What you are asked to do: Write out each line of the records that has "JSON" in it.

Provided information:
__________________________________________________

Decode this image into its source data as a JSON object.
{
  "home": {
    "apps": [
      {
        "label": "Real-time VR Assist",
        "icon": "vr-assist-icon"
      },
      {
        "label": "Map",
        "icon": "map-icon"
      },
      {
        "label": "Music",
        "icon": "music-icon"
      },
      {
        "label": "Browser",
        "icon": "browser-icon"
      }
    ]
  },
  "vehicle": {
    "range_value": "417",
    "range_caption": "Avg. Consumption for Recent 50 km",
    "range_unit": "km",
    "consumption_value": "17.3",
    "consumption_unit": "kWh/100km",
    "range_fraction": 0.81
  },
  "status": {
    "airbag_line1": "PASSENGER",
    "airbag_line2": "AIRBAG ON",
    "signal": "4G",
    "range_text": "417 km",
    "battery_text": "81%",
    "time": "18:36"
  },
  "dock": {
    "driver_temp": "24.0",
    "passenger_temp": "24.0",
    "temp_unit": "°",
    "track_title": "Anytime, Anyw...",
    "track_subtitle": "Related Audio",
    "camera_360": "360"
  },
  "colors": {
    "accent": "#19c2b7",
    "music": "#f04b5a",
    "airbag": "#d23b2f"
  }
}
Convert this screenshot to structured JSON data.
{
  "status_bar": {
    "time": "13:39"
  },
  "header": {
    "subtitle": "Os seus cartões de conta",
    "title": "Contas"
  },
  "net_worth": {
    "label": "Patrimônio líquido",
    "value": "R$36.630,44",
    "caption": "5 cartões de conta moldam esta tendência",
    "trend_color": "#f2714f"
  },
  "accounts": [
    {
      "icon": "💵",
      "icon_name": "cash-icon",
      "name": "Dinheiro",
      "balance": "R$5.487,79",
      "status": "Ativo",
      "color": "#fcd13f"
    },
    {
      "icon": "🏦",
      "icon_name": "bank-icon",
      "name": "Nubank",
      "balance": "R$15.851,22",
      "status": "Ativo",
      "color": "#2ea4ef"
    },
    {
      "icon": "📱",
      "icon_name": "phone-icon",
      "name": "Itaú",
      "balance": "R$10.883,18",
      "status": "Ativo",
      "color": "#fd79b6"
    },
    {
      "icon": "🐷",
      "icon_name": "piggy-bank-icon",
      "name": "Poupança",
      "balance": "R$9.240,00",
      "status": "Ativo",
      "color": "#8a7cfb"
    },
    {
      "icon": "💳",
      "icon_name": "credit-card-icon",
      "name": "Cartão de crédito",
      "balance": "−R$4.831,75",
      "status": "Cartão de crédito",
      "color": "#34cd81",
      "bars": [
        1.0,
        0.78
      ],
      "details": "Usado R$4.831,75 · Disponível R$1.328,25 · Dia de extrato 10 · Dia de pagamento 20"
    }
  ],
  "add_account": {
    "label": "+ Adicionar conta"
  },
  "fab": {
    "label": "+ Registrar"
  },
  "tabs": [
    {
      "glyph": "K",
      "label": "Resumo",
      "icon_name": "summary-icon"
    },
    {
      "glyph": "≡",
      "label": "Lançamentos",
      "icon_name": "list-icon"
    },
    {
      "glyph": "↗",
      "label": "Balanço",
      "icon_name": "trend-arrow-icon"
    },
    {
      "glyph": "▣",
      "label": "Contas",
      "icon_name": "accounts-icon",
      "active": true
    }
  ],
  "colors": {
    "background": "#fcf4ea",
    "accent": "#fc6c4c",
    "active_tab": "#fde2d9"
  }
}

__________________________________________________

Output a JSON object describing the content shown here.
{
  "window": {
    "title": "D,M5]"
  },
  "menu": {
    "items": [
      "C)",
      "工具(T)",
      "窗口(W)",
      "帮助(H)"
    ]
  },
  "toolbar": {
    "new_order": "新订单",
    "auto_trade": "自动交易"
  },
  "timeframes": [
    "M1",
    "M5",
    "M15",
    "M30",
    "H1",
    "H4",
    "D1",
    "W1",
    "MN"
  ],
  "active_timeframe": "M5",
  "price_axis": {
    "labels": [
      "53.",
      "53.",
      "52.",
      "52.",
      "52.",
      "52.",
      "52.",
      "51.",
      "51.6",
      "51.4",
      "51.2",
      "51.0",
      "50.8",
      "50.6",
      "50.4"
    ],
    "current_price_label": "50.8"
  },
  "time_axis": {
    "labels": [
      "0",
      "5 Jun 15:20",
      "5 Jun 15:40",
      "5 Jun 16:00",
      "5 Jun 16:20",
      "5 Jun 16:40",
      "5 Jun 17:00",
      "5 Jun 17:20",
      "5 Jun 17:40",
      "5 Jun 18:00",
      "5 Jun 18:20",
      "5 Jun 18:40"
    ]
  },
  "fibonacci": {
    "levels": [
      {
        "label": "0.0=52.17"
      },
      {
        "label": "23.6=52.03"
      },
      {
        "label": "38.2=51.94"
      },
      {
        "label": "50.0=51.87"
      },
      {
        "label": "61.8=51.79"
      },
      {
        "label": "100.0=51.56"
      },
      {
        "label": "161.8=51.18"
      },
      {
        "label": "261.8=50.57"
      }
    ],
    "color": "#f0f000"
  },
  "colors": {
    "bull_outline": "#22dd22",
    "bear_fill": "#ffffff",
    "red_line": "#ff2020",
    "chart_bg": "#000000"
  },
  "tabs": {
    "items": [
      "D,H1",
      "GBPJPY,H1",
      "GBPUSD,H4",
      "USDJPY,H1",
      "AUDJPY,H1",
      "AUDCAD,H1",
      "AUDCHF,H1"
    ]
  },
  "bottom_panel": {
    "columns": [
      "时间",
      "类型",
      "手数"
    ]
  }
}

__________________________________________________

Exercise output:
Decode this image into its source data as a JSON object.
Convert this screenshot to structured JSON data.
Output a JSON object describing the content shown here.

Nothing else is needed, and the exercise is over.